§ EXERCISE DETAILS
Show every line of the records below that contains the word "Engineered".

§ DATA
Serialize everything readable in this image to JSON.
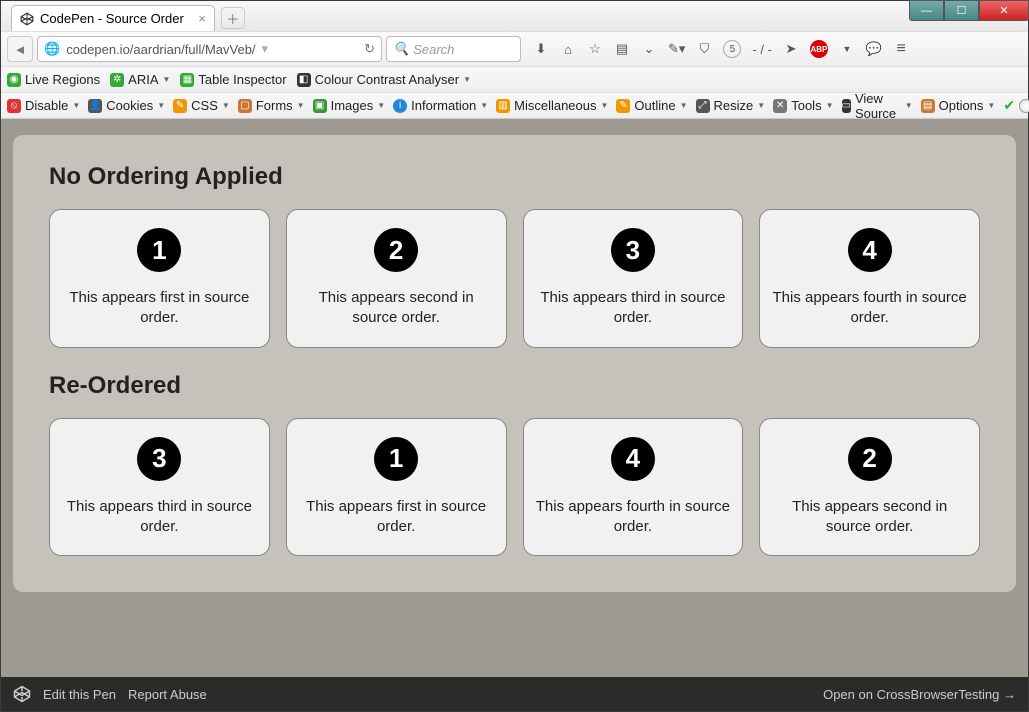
{
  "window": {
    "tab_title": "CodePen - Source Order",
    "url": "codepen.io/aardrian/full/MavVeb/",
    "search_placeholder": "Search"
  },
  "nav_icons": {
    "counter_value": "5",
    "slash_label": "- / -",
    "abp_label": "ABP"
  },
  "toolbar1": {
    "live_regions": "Live Regions",
    "aria": "ARIA",
    "table_inspector": "Table Inspector",
    "colour_contrast": "Colour Contrast Analyser"
  },
  "toolbar2": {
    "disable": "Disable",
    "cookies": "Cookies",
    "css": "CSS",
    "forms": "Forms",
    "images": "Images",
    "information": "Information",
    "misc": "Miscellaneous",
    "outline": "Outline",
    "resize": "Resize",
    "tools": "Tools",
    "view_source": "View Source",
    "options": "Options"
  },
  "content": {
    "heading1": "No Ordering Applied",
    "heading2": "Re-Ordered",
    "row1": [
      {
        "num": "1",
        "text": "This appears first in source order."
      },
      {
        "num": "2",
        "text": "This appears second in source order."
      },
      {
        "num": "3",
        "text": "This appears third in source order."
      },
      {
        "num": "4",
        "text": "This appears fourth in source order."
      }
    ],
    "row2": [
      {
        "num": "3",
        "text": "This appears third in source order."
      },
      {
        "num": "1",
        "text": "This appears first in source order."
      },
      {
        "num": "4",
        "text": "This appears fourth in source order."
      },
      {
        "num": "2",
        "text": "This appears second in source order."
      }
    ]
  },
  "footer": {
    "edit": "Edit this Pen",
    "report": "Report Abuse",
    "open_cbt": "Open on CrossBrowserTesting →"
  }
}
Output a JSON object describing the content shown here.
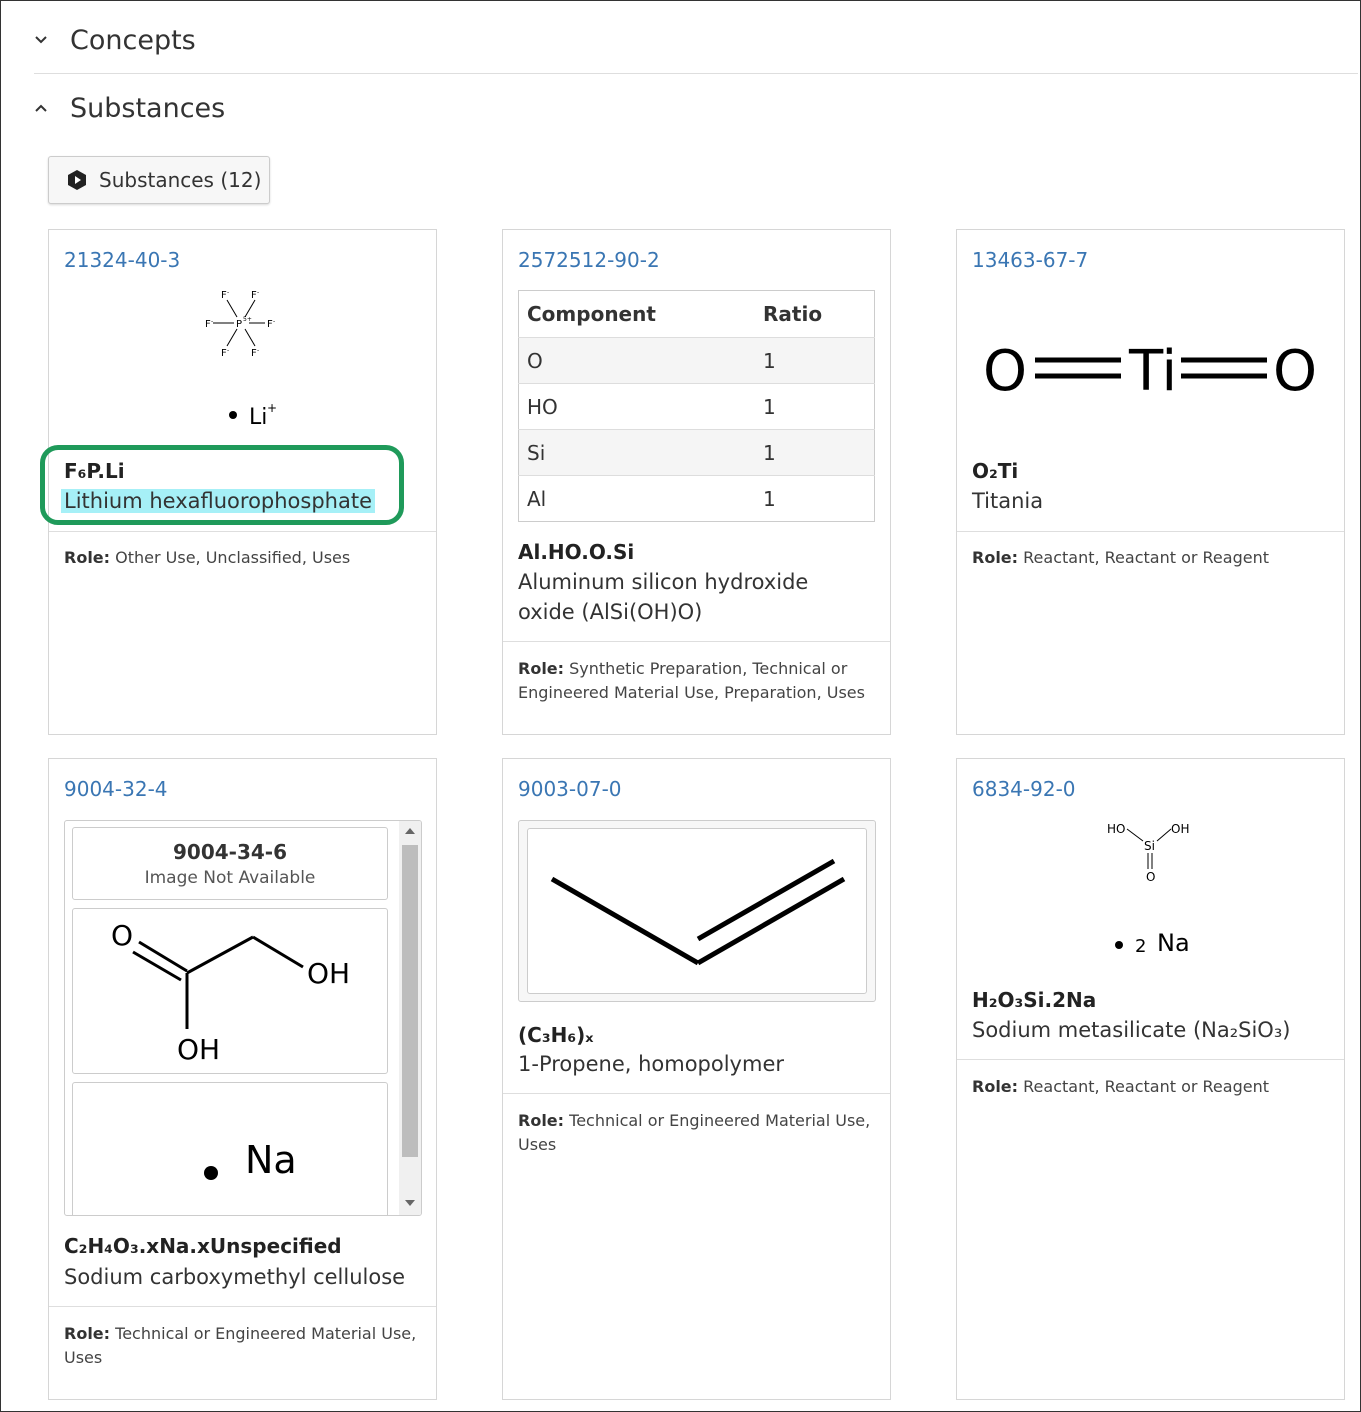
{
  "sections": [
    {
      "title": "Concepts",
      "expanded": false
    },
    {
      "title": "Substances",
      "expanded": true
    }
  ],
  "substances_button": {
    "label": "Substances (12)",
    "icon": "cas-hexagon-icon"
  },
  "cards": [
    {
      "cas": "21324-40-3",
      "formula": "F₆P.Li",
      "name": "Lithium hexafluorophosphate",
      "role_label": "Role:",
      "role": "Other Use, Unclassified, Uses",
      "structure": {
        "center": "P5+",
        "ligands": [
          "F-",
          "F-",
          "F-",
          "F-",
          "F-",
          "F-"
        ],
        "counter_ion": "Li+"
      }
    },
    {
      "cas": "2572512-90-2",
      "formula": "Al.HO.O.Si",
      "name": "Aluminum silicon hydroxide oxide (AlSi(OH)O)",
      "role_label": "Role:",
      "role": "Synthetic Preparation, Technical or Engineered Material Use, Preparation, Uses",
      "table": {
        "headers": [
          "Component",
          "Ratio"
        ],
        "rows": [
          [
            "O",
            "1"
          ],
          [
            "HO",
            "1"
          ],
          [
            "Si",
            "1"
          ],
          [
            "Al",
            "1"
          ]
        ]
      }
    },
    {
      "cas": "13463-67-7",
      "formula": "O₂Ti",
      "name": "Titania",
      "role_label": "Role:",
      "role": "Reactant, Reactant or Reagent",
      "structure": {
        "atoms": [
          "O",
          "Ti",
          "O"
        ]
      }
    },
    {
      "cas": "9004-32-4",
      "formula": "C₂H₄O₃.xNa.xUnspecified",
      "name": "Sodium carboxymethyl cellulose",
      "role_label": "Role:",
      "role": "Technical or Engineered Material Use, Uses",
      "components": [
        {
          "cas": "9004-34-6",
          "note": "Image Not Available"
        }
      ],
      "structure": {
        "labels": [
          "O",
          "OH",
          "OH",
          "Na"
        ]
      }
    },
    {
      "cas": "9003-07-0",
      "formula": "(C₃H₆)ₓ",
      "name": "1-Propene, homopolymer",
      "role_label": "Role:",
      "role": "Technical or Engineered Material Use, Uses"
    },
    {
      "cas": "6834-92-0",
      "formula": "H₂O₃Si.2Na",
      "name": "Sodium metasilicate (Na₂SiO₃)",
      "role_label": "Role:",
      "role": "Reactant, Reactant or Reagent",
      "structure": {
        "labels": [
          "HO",
          "OH",
          "Si",
          "O"
        ],
        "counter_ion": "2 Na"
      }
    }
  ],
  "colors": {
    "link": "#3a76b3",
    "highlight": "#a6f0f7",
    "ring": "#1f9a5a"
  }
}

§ RESULT OF THIS TASK
      "role": "Synthetic Preparation, Technical or Engineered Material Use, Preparation, Uses",
      "role": "Technical or Engineered Material Use, Uses",
      "role": "Technical or Engineered Material Use, Uses"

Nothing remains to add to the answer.